All of that — and Republican division over whether the U.S. should continue to wage its longest war ever — came into play as Paul and Liz Cheney, the faces of GOP isolation and intervention, respectively, dished out a rapid-fire series of hold-my-drink burns.
“Hi @Liz_Cheney,” Paul wrote Thursday, “President @realDonaldTrump hears all your NeverTrump warmongering. We all see your pro-Bolton blather. I’m just grateful for a president who, unlike you, supports stopping these endless wars.”
Cheney then raised Paul’s bit for the GOP presidential nomination: “Hi @RandPaul. I know the 2016 race was painful for you since you were such a big loser (then & now) with a dismal 4.5% in Iowa. No surprise since your motto seems to be ‘Terrorists First, America Second.’”
Paul in turn brought up Cheney’s father: “Hey @Liz_Cheney I feel like you might just be mad still about when Candidate Trump shredded your Dad’s failed foreign policy and endless wars.”

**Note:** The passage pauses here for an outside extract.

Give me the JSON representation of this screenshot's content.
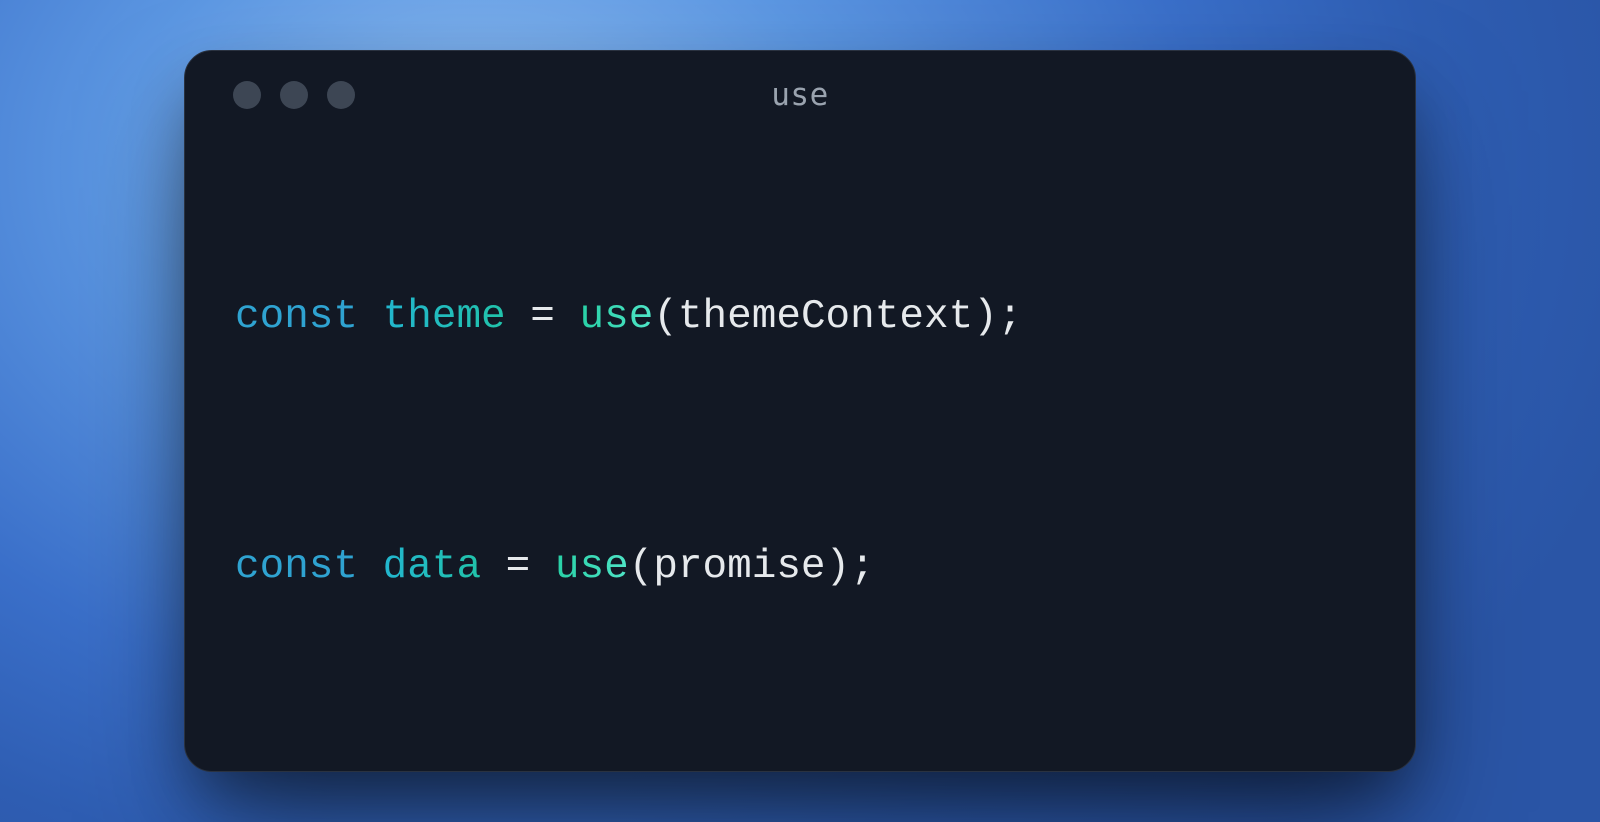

“Weird,” Cheney replied, “I don’t see you on stage here, @RandPaul. Oh, right. My bad — you had already lost.”